Published:

25 comments

Lord Wei is a Conservative member of the House of Lords. He is a co-founder of Teach First, a social entrepreneur, and a former government adviser.

Now that the election is upon us, its time to see what domestic policies need to be considered to give voters who might be opposed to Brexit (as well as those who aren’t) reasons to vote Conservative.

An obvious start has been to raise the minimum wage, which the Prime Minister should be lauded for doing. An even better step would be to encourage firms through our tax system to pay their suppliers faster, and fine those who don’t do so more relative to their size, since so many workers are now suppliers not employees anymore.

And amidst the various other incentives the parties will inevitably offer from increased public spending on health, policing, and housing, there are a number of other more nuanced policies which we need for the country to thrive, from a Bill of Rights to reform our constitution, a Royal Commission to look at how the Union should be configured in future (I personally favour creating an English Assembly), and a huge push on digital and physical infrastructure harnessing the latest technologies, such as self-driving lorries to free up our roads and get ideas, people, and goods moving faster by day and night around our isles.

All so far, so good. But even with all these proposals, there remains one underlying challenge which is creating a generational divide that we need to address, especially as Conservatives. Which is that it is getting harder for young people around the world, and not least in the UK, to be owners: whether of homes, of other physical assets, and indeed non-physical assets such as an education, shares, or even a future.
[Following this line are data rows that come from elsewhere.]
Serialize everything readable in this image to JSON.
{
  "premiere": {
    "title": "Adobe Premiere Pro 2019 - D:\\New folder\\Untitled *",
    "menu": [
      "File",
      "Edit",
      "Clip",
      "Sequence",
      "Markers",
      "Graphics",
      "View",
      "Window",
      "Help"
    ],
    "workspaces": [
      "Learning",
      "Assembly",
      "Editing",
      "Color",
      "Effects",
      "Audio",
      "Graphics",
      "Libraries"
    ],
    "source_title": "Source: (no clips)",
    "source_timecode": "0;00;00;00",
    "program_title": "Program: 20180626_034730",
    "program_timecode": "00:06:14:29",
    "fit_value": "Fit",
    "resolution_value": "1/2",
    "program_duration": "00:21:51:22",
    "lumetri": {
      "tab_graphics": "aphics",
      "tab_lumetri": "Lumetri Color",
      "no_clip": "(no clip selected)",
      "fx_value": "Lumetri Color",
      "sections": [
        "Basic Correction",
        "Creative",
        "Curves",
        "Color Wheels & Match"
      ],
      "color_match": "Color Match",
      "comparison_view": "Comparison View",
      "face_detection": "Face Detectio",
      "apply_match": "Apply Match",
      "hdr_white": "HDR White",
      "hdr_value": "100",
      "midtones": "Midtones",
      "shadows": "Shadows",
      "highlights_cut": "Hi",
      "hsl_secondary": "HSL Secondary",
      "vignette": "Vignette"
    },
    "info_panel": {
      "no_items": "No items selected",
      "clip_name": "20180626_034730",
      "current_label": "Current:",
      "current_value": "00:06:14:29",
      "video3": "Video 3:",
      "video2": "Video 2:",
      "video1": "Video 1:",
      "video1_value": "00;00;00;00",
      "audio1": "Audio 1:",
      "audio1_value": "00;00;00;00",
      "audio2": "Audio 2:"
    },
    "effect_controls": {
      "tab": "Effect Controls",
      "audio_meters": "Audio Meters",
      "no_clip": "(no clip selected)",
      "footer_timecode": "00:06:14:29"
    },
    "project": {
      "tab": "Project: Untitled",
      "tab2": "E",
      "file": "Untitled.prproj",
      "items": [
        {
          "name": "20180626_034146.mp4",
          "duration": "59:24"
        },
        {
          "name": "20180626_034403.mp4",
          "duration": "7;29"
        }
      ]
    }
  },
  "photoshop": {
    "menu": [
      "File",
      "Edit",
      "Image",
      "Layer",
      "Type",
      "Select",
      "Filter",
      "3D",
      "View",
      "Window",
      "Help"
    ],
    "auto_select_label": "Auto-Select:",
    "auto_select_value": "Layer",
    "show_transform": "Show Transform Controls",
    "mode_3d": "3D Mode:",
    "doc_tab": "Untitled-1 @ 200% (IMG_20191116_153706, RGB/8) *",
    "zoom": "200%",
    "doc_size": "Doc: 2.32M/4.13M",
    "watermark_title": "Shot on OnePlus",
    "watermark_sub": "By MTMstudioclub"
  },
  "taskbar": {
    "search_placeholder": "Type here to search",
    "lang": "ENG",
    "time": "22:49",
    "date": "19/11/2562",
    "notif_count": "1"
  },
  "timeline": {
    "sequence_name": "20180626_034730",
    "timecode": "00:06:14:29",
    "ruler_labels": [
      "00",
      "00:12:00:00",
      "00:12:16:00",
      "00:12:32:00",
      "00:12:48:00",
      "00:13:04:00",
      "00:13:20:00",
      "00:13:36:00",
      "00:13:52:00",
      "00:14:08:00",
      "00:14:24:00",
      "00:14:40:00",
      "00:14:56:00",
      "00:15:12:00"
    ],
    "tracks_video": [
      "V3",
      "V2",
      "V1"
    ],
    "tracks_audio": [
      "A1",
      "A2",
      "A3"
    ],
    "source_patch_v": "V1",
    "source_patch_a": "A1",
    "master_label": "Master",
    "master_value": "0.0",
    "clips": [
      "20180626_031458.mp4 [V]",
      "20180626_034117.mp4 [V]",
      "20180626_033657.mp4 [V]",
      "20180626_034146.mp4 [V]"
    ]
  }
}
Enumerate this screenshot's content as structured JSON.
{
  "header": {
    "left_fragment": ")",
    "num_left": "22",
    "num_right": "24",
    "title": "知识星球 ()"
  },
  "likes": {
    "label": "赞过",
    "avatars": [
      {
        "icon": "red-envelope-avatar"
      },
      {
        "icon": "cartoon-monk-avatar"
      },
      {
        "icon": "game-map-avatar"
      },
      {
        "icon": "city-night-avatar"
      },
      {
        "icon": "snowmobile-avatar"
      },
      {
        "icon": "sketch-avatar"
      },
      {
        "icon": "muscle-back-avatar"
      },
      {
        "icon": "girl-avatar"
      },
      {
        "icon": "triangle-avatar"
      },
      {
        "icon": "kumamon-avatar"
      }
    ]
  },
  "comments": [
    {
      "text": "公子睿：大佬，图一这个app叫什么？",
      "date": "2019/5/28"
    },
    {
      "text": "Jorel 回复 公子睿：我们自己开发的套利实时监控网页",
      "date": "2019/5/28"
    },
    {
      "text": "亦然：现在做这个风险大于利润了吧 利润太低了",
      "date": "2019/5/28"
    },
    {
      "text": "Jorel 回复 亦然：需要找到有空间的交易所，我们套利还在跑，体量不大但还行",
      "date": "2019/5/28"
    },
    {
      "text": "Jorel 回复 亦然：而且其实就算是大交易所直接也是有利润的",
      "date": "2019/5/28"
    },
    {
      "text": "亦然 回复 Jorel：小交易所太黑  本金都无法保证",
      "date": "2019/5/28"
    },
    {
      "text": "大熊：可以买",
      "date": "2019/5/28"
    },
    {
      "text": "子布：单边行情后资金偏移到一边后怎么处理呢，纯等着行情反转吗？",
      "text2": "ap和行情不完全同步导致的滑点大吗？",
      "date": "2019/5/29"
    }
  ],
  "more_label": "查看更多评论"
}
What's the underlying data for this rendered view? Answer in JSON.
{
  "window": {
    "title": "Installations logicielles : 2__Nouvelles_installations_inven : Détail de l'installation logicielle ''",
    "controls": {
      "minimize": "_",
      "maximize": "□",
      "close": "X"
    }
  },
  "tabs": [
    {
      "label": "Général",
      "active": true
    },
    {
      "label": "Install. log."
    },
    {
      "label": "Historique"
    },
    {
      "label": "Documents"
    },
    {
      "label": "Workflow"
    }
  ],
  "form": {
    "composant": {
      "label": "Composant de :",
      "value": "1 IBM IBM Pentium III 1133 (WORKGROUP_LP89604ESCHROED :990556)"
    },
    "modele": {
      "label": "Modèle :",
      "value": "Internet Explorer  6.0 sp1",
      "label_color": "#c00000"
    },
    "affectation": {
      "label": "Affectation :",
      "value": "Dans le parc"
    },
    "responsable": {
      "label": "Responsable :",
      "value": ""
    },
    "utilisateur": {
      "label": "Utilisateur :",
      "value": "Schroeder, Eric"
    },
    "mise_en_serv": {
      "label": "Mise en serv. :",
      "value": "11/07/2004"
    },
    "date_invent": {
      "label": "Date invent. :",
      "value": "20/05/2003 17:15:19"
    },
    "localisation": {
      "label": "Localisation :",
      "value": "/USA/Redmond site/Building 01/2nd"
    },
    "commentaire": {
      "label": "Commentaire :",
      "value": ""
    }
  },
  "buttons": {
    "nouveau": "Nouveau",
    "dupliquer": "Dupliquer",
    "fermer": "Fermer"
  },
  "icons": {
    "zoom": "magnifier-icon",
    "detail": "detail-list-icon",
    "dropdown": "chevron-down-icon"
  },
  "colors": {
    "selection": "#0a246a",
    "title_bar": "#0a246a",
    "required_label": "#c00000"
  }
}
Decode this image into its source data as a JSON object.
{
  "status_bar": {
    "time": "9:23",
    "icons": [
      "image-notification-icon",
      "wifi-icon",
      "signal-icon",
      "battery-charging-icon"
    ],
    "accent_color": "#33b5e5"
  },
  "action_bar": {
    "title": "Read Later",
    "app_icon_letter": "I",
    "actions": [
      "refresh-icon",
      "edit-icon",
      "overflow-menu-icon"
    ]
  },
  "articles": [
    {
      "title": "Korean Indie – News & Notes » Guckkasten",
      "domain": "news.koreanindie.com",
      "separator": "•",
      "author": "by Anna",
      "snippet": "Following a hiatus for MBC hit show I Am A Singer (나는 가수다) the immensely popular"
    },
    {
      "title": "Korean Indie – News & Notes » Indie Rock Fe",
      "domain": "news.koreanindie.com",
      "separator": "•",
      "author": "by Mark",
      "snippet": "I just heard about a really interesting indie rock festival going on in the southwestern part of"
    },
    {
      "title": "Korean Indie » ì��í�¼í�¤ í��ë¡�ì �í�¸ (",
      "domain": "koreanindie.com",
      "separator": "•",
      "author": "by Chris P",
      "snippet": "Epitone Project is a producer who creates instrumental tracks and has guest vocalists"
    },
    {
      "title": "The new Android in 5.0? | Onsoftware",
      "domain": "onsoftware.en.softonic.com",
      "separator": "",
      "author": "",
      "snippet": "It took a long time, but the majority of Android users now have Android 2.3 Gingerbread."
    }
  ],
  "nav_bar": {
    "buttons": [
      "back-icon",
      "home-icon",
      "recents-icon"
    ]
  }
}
Our survival as a party and arguably that of our nation itself, depends on people having a stake in this country – ideally literally by owning land, a principle Thatcher well understood in her own attempts to create a property-owning democracy.

It has been argued that the young seem to be more interested in renting, or sharing assets, but this is overblown. Young people may share and rent more than many generations, but their desire to own still exists, and the costs of living and of assets is making this a distant prospect for all but the most wealthy.

This is particularly true in relation to home ownership, and not just for first time buyers. Much needs to be done through shared ownership and tax incentives to enable joint purchasing of homes between people and generations even when not related, to enable people to share ownership and gradually buy shares from each other over time without being overly penalised by stamp duty. One way might be to reduce or waive stamp duty for older home owners downsizing if they sell to families in full or gradually through means such as tenancies in common.

But the most direct way to influence many millions of people through ownership, and to create many more owners inclined to align with Conservative values, is actually to back ownership of business, for example through making it advantageous for founders and owners to sell their businesses to their employees.

The most famous example is John Lewis, of course, but there are many other ones including, most recently, Richer Sounds. The key here is not tax, since incentives for those selling now are very attractive (very low or no capital gains tax): rather, it is to create the financing infrastructure for such buyouts.

Vehicles such as the British Investment Bank ought to be mandated to support such sales by founders with favourable patient capital rate terms. In fact, why not require all banks that receive Bank of England or government support to earmark a certain percentage of their business lending to such situations?

Far better this, more democratic and less oligarchic form of capitalism that spreads wealth than either the status quo or the mock counterfeit on offer from Corbyn who would patronise the average worker with a maximum £500 dividend each year and then hive off the rest for his unionocracy of a government – were he or his far left successors ever to win power.

Shared ownership of assets has to be the answer to the Left’s charge that we Conservatives do not care about the plight of the young and those left behind (many of whom are Leavers) by the massive changes that globalisation, the digital economy, and the financial crisis have wrought.

Let’s win this election, secure Brexit, build great public services, and leave the young and disenfranchised throughout the country with a true legacy, a future in which they can have hope again, and a stake in Britain.

25 comments for: Nat Wei: The key to seeing off Corbynism is the mass ownership of assets

Leave a Reply

You must be logged in to post a comment.